Central banks’ reserve managers decide on how to invest central banks’ international reserves, what to invest in, and when. The overarching investment objective is to help preserve the external value of the domestic currency. They base this objective on three main pillars: preserving the capital of the investments, ensuring the liquidity of assets—how tradable they are—and earning a return.
Even though many countries’ economies are recovering after the global financial crisis, many reserve managers are still fretting. We wanted to know why. So we asked 63 central banks from advanced, emerging, and low-income countries about the reasons behind their worries. Their answers revealed a lot and were quite similar. We pulled together the results and here are the top two things reserve managers worry about.
Low interest rates
Low interest rates are their main concern, as you can see in the figure below. Returns on central banks’ international reserves are low, and in some cases even turned negative. Reserve managers are struggling to find sources of income without taking unacceptable risks. Before the global financial crisis, even safe and liquid assets—such as government bonds—enabled generally good returns, and the three pillars underlying the investment objective could be relatively easily achieved. This is no longer the case.
Reserve managers have had to find new solutions, but face higher risks if they want to increase returns. Some of them have tried to invest in currencies that will give them a higher rate of return on their investment, but with the increase in the volatility of foreign exchange markets, they have swapped one concern for another—lower returns for currency risk. The choices are difficult: what risks to take, how, and whether the newly employed solutions will deliver the desired results. For example, investing in emerging market or corporate bonds may bring in more money in the short run, but may not provide a steady stream of investment income.
Asset managers have started to communicate their choices more, but it remains hard for many central banks to convey the choices they make, and why. The chart below shows the majority of central banks we surveyed do not publish their reserve management guidelines. Clear and consistent communication about reserve management practices and choices helps financial markets and the public understand why reserve managers make the choices they do. This means explaining that managing international reserves is not about making a profit. Ultimately, it is about preserving the external value of the domestic currency and putting stability first.
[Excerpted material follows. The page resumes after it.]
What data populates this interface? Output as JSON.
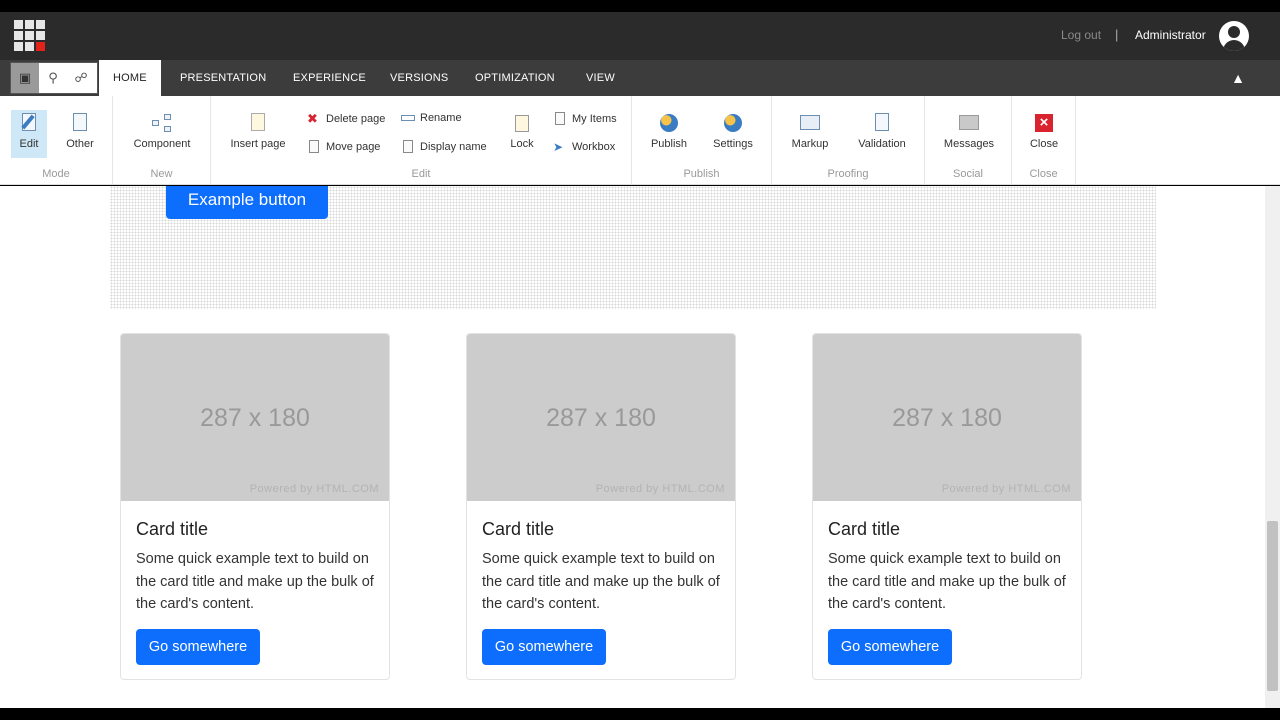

So how do reserve managers strike a balance? Most of them focused on the first two pillars—capital preservation and a high level of liquidity of their reserves—at the expense of the return on their investments. Central banks’ stakeholders should support this strategy, especially in times of increased financial volatility and low interest rates.